Your job is to copy all the entries precisely as they stand.
········
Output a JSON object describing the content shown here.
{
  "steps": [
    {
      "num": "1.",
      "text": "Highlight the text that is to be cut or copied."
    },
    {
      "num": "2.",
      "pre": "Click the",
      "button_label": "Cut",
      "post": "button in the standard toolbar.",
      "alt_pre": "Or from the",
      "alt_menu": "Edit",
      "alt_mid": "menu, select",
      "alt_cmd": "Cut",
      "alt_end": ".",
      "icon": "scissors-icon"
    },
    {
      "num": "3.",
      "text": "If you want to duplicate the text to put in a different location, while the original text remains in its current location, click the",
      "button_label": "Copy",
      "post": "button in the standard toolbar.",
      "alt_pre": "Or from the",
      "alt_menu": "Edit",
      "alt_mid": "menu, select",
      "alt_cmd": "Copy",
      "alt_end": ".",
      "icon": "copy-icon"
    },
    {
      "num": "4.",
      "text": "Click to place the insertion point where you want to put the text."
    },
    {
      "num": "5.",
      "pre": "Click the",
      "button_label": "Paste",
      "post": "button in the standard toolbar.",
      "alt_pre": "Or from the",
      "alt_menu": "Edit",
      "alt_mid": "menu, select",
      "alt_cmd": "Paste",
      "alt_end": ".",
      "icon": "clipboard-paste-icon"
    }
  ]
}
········
◆ Exercise result:
Output a JSON object describing the content shown here.
{
  "steps": [
    {
      "num": "1.",
      "text": "Highlight the text that is to be cut or copied."
    },
    {
      "num": "2.",
      "pre": "Click the",
      "button_label": "Cut",
      "post": "button in the standard toolbar.",
      "alt_pre": "Or from the",
      "alt_menu": "Edit",
      "alt_mid": "menu, select",
      "alt_cmd": "Cut",
      "alt_end": ".",
      "icon": "scissors-icon"
    },
    {
      "num": "3.",
      "text": "If you want to duplicate the text to put in a different location, while the original text remains in its current location, click the",
      "button_label": "Copy",
      "post": "button in the standard toolbar.",
      "alt_pre": "Or from the",
      "alt_menu": "Edit",
      "alt_mid": "menu, select",
      "alt_cmd": "Copy",
      "alt_end": ".",
      "icon": "copy-icon"
    },
    {
      "num": "4.",
      "text": "Click to place the insertion point where you want to put the text."
    },
    {
      "num": "5.",
      "pre": "Click the",
      "button_label": "Paste",
      "post": "button in the standard toolbar.",
      "alt_pre": "Or from the",
      "alt_menu": "Edit",
      "alt_mid": "menu, select",
      "alt_cmd": "Paste",
      "alt_end": ".",
      "icon": "clipboard-paste-icon"
    }
  ]
}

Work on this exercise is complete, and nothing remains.